Out in Texas, Craig Allen had a problem this spring. So many that they filled three 53-foot trailers, in fact. And they’re sitting today in a B.R. Williams warehouse in Piedmont, which makes Allen sound like a worthless sot who dumped his trash in an unsuspecting neighbor’s front yard.
This, though, isn’t about a jerk from Texas. It’s about Jacksonville State University’s tornado recovery and the unexpected generosity of a school with no historic ties to JSU or responsibility to help it rebuild its campus.
It’s about good people helping good people.
Allen works at Texas Christian University in Fort Worth, where he’s the director of Housing and Residence Life. TCU’s campus features 18 residence halls, which makes Allen the de facto landlord for about half of the university’s students. Herding feral cats sounds easier. Every 10 years or so, Allen’s staff replaces the furniture in those residence halls, with the frayed stuff worth keeping donated to Dallas-Fort Worth shelters or sold at reduced cost. Some of it gets recycled, the unusable bits sent to landfills.
Normally, that is. This year he hadn’t had much luck unloading hundreds of living-room sets that had been cycled out of TCU dorms and apartments, hundreds of coffee tables, loveseats, upholstered chairs, entertainment centers and end tables.
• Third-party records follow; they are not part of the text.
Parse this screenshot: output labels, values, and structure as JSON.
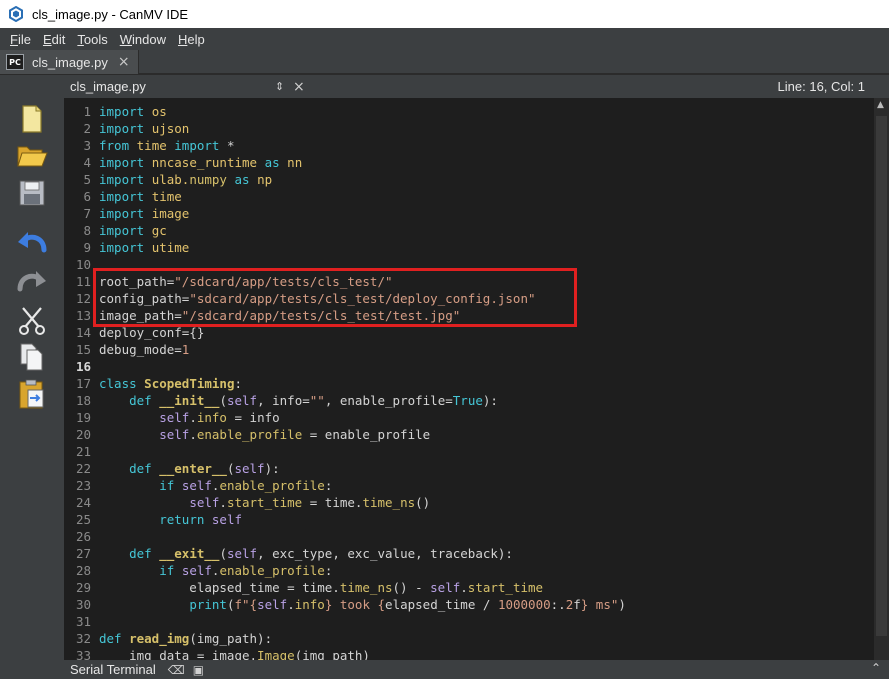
{
  "window": {
    "title": "cls_image.py - CanMV IDE"
  },
  "menu": [
    {
      "label": "File",
      "ul": "F",
      "rest": "ile"
    },
    {
      "label": "Edit",
      "ul": "E",
      "rest": "dit"
    },
    {
      "label": "Tools",
      "ul": "T",
      "rest": "ools"
    },
    {
      "label": "Window",
      "ul": "W",
      "rest": "indow"
    },
    {
      "label": "Help",
      "ul": "H",
      "rest": "elp"
    }
  ],
  "file_tab": {
    "badge": "PC",
    "label": "cls_image.py",
    "close": "×"
  },
  "toolbar": [
    "new-file",
    "open-file",
    "save-file",
    "undo",
    "redo",
    "cut",
    "copy",
    "paste"
  ],
  "editor": {
    "doc_name": "cls_image.py",
    "doc_arrows": "⇕",
    "doc_close": "×",
    "cursor_position": "Line: 16, Col: 1",
    "current_line": 16
  },
  "code_lines": [
    "import os",
    "import ujson",
    "from time import *",
    "import nncase_runtime as nn",
    "import ulab.numpy as np",
    "import time",
    "import image",
    "import gc",
    "import utime",
    "",
    "root_path=\"/sdcard/app/tests/cls_test/\"",
    "config_path=\"sdcard/app/tests/cls_test/deploy_config.json\"",
    "image_path=\"/sdcard/app/tests/cls_test/test.jpg\"",
    "deploy_conf={}",
    "debug_mode=1",
    "",
    "class ScopedTiming:",
    "    def __init__(self, info=\"\", enable_profile=True):",
    "        self.info = info",
    "        self.enable_profile = enable_profile",
    "",
    "    def __enter__(self):",
    "        if self.enable_profile:",
    "            self.start_time = time.time_ns()",
    "        return self",
    "",
    "    def __exit__(self, exc_type, exc_value, traceback):",
    "        if self.enable_profile:",
    "            elapsed_time = time.time_ns() - self.start_time",
    "            print(f\"{self.info} took {elapsed_time / 1000000:.2f} ms\")",
    "",
    "def read_img(img_path):",
    "    img_data = image.Image(img_path)"
  ],
  "bottom_panel": {
    "label": "Serial Terminal"
  },
  "colors": {
    "keyword": "#45c6d6",
    "string": "#d69d85",
    "self": "#b9a2e5",
    "highlight_box": "#e02020"
  }
}
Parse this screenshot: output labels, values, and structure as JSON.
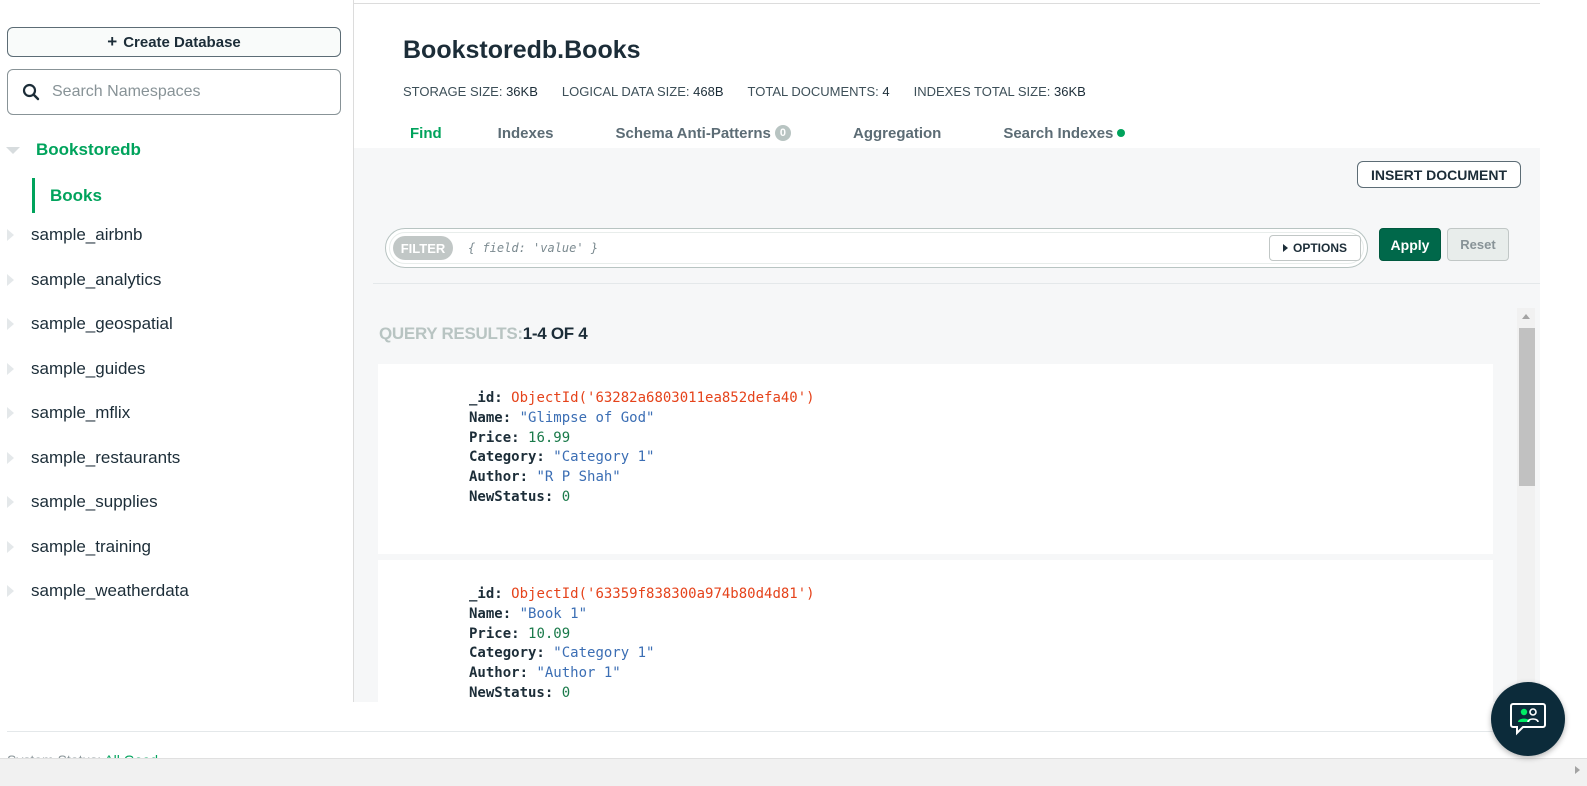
{
  "sidebar": {
    "create_database_label": "Create Database",
    "search_placeholder": "Search Namespaces",
    "active_database": "Bookstoredb",
    "active_collection": "Books",
    "databases": [
      "sample_airbnb",
      "sample_analytics",
      "sample_geospatial",
      "sample_guides",
      "sample_mflix",
      "sample_restaurants",
      "sample_supplies",
      "sample_training",
      "sample_weatherdata"
    ]
  },
  "header": {
    "namespace_title": "Bookstoredb.Books",
    "stats": [
      {
        "label": "STORAGE SIZE:",
        "value": "36KB"
      },
      {
        "label": "LOGICAL DATA SIZE:",
        "value": "468B"
      },
      {
        "label": "TOTAL DOCUMENTS:",
        "value": "4"
      },
      {
        "label": "INDEXES TOTAL SIZE:",
        "value": "36KB"
      }
    ]
  },
  "tabs": {
    "find": "Find",
    "indexes": "Indexes",
    "schema": "Schema Anti-Patterns",
    "schema_badge": "0",
    "aggregation": "Aggregation",
    "search_indexes": "Search Indexes"
  },
  "toolbar": {
    "insert_document": "INSERT DOCUMENT",
    "filter_label": "FILTER",
    "filter_placeholder": "{ field: 'value' }",
    "options_label": "OPTIONS",
    "apply_label": "Apply",
    "reset_label": "Reset"
  },
  "results": {
    "label": "QUERY RESULTS:",
    "count": "1-4 OF 4"
  },
  "documents": [
    {
      "id_key": "_id:",
      "id_value": "ObjectId('63282a6803011ea852defa40')",
      "name_key": "Name:",
      "name_value": "\"Glimpse of God\"",
      "price_key": "Price:",
      "price_value": "16.99",
      "category_key": "Category:",
      "category_value": "\"Category 1\"",
      "author_key": "Author:",
      "author_value": "\"R P Shah\"",
      "status_key": "NewStatus:",
      "status_value": "0"
    },
    {
      "id_key": "_id:",
      "id_value": "ObjectId('63359f838300a974b80d4d81')",
      "name_key": "Name:",
      "name_value": "\"Book 1\"",
      "price_key": "Price:",
      "price_value": "10.09",
      "category_key": "Category:",
      "category_value": "\"Category 1\"",
      "author_key": "Author:",
      "author_value": "\"Author 1\"",
      "status_key": "NewStatus:",
      "status_value": "0"
    }
  ],
  "footer": {
    "status_label": "System Status:",
    "status_value": "All Good"
  },
  "colors": {
    "accent_green": "#00a35c",
    "apply_green": "#00684a",
    "object_id_red": "#e5431b",
    "string_blue": "#3b6eb4",
    "chat_navy": "#0c2b3a"
  },
  "icons": {
    "search": "search-icon",
    "chat": "chat-support-icon"
  }
}
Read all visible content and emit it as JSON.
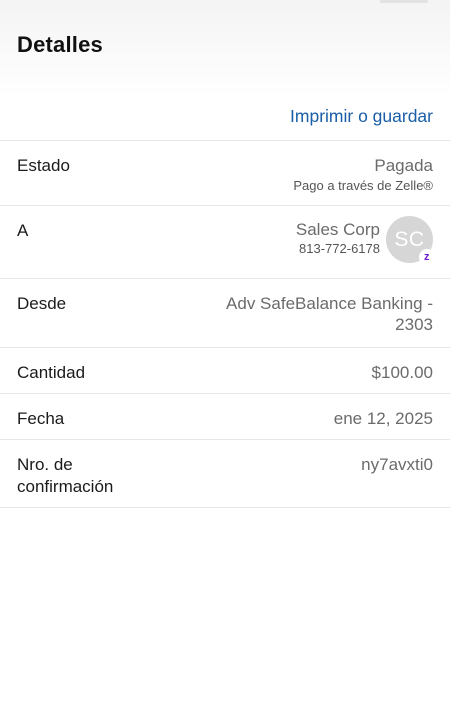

Most of the love seats are blue, the upholstered chairs are tan. “We knew we had to move this stuff out,” Allen said by phone last week. “We had too much. We had a lot of it.”
Then came March 19.
The heavenly twist of that night is that Jacksonville — the university and the city — was fortunate. No one died, a miracle among miracles, and volunteers swamped Calhoun County’s college city. Among them were teams from several other Alabama campuses, Tuscaloosa and Auburn included.
Administrators from the University of Alabama shared knowledge from their school’s 2011 tornado recovery. Auburn University dispatched members of its campus police force and emergency management team. JSU alum Kevin Hoult, director of University Housing and Residence Life at Auburn, brought about 10 people to help paint the former Kitty Stone Elementary School before JSU students moved in.
Late March in Texas, news of JSU’s plight reached TCU. Wheels turned. A TCU administrator asked her colleagues if their campus could help, and if so, how?
“I took a look at it,” Allen said. “We went to the (JSU) website to see the updates they were putting out. On my end, when I saw the residence halls had been impacted, I wondered if they wanted furniture.”
Brooke Lyon’s phone rang in Jacksonville, where she directs JSU’s Department of Housing Operations and Student Life and the campus’ 1,900 beds. Early on after the storm, one of the university’s furniture vendors had donated 100 mattresses because, Lyon said, “We needed them immediately.” And now Allen was calling from Texas. “He said, ‘We have this furniture and it still has some good life in it, we would rather it benefit someone than end up in a landfill,’” Lyon said. And like that, as if it were preordained, a deal was struck.
TCU would pack up roughly 400 sets of living-room furniture in three 53-foot trailers.
TCU would arrange for drivers to truck the furniture from Fort Worth to Jacksonville, a 750-mile drive.
TCU wouldn’t charge JSU for the furniture.
TCU would pay for the trucking expense.
All JSU would do is unload the furniture and use it — either for its students or the Jacksonville community.
One of the trucks arrived last Wednesday, the other two a day later.
Good people helping good people.
Allen calls this whole affair “serendipitous,” and he’s absolutely right. TCU’s inability to quickly discard its aged furniture represents one of the unheralded efforts to rebuild JSU’s campus and aid its students, especially those who lost everything when the tornado destroyed many of the apartments adjacent to campus. Insurance payments and FEMA money only go so far.
Plus, there’s a camaraderie between college administrators like Allen and Lyon — strangers connected by their profession, a la football coaches and professors. “The (university) housing field in general,” Lyon says, “is a very close-knit field.” Hoult, the Auburn housing director who helped refurbish Kitty Stone, is a perfect example, a JSU alum who directed JSU housing for more than a decade before meandering south to Lee County.
“One of the things I love about higher ed is we all do what we can,” Allen says. “Whenever we hear of a university struggling with an incident, we all try to come to its aid. And we know that someday we might need something and some school might come to our aid, too.
“This is an opportunity where the extra costs seemed more than worth it.”
Good people helping good people, indeed.